  • Dose-response studies of the radiosensitivity of spermatogonial stem cells in various epithelial stages after irradiation with graded doses of fission neutrons of 1 MeV mean energy were carried out in the Cpb-N mouse. These studies on the stem cell population in stages IX-XI yielded simple exponential lines characterized by an average D0 value of 0.76 +/- 0.02 Gy. In the subsequent epithelial stages XII-III, a significantly lower D0 value of 0.55 +/- 0.02 Gy was found. In contrast to the curves obtained for stem cells in stages IX-III, the curves obtained in stages IV-VIII indicated the presence of a mixturemore » of radioresistant and radiosensitive stem cells. In stage VII, almost no radioresistant stem cells appeared to be present and a D0 value for the radiosensitive stem cells of 0.22 +/- 0.01 Gy was derived. Previously, data were obtained on the size of colonies (in number of spermatogonia) derived from surviving stem cells. Combining these data with data from the newly obtained dose-response curves yielded the number of stem cells, per stage and with the specific radiosensitivities, present in the control epithelium. In stages IX-XI, there are approximately 6 stem cells per 1000 Sertoli cells with a radiosensitivity characterized by a D0 of 0.76 Gy, which corresponds to one-third of the As population in these stages. (The As spermatogonia are presumed to be the stem cells of spermatogenesis.) IN stages XII-III, there are approximately 12 stem cells per 1000 Sertoli cells with a radiosensitivity characterized by a D0 of 0.55 Gy, which roughly equals the number of A single spermatogonia in these stages.

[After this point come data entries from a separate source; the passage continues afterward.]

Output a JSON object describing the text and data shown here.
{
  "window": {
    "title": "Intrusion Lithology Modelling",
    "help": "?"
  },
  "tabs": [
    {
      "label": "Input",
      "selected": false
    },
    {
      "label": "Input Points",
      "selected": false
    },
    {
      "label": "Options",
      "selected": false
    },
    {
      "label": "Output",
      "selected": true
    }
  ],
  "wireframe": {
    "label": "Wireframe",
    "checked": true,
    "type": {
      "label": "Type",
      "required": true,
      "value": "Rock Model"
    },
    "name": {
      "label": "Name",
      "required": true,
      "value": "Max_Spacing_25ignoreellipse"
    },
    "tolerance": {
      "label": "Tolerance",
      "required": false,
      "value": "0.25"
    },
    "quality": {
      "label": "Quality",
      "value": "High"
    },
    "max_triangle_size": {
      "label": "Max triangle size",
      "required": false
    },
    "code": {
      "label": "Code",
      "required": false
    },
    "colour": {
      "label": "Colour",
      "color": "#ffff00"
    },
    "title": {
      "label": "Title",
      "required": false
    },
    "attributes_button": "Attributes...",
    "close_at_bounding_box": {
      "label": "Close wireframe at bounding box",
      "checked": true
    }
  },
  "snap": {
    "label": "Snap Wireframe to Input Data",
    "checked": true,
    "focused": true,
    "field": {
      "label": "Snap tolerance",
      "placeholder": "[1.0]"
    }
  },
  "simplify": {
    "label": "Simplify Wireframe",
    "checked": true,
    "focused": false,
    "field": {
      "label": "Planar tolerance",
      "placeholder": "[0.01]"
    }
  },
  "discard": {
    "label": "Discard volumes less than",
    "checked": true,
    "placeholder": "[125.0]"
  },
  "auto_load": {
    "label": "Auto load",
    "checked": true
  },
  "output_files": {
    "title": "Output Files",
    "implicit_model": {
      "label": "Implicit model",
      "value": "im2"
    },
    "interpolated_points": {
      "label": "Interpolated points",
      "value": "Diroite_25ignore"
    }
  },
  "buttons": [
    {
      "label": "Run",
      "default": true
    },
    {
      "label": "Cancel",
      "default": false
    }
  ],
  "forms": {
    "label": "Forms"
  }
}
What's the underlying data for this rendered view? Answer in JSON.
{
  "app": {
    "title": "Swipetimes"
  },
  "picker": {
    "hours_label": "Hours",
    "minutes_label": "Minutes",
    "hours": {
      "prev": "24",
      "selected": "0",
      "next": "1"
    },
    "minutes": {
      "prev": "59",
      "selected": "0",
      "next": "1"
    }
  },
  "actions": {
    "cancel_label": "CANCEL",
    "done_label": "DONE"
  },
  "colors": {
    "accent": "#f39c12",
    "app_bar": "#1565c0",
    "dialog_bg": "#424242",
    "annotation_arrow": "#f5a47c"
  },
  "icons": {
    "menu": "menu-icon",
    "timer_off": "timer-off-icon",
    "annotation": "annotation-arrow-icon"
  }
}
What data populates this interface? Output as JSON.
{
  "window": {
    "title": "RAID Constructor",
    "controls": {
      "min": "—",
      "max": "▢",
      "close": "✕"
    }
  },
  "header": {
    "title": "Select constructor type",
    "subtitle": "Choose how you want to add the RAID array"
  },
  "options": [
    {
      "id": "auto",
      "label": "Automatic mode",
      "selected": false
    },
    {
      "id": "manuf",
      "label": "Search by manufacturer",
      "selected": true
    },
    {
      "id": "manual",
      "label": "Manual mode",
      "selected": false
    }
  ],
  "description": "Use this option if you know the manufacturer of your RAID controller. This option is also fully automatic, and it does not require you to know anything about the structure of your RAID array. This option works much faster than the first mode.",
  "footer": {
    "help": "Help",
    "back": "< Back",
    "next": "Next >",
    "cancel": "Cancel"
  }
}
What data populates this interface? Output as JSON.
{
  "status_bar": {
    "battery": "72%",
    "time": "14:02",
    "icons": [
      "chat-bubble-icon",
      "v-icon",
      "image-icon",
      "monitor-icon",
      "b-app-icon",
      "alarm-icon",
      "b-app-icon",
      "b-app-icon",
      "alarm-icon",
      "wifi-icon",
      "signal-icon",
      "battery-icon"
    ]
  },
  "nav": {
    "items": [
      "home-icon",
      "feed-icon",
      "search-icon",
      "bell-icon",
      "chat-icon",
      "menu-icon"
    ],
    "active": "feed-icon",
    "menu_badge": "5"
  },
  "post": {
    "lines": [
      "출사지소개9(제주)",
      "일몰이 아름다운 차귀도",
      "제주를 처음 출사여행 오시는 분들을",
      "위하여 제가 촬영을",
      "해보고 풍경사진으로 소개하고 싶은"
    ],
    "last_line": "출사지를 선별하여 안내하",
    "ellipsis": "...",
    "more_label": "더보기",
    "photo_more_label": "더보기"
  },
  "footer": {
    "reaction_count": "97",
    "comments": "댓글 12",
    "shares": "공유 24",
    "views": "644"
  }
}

These calculations could not be made for stages IV-VIII since no simple exponential lines were obtained for these stages.« less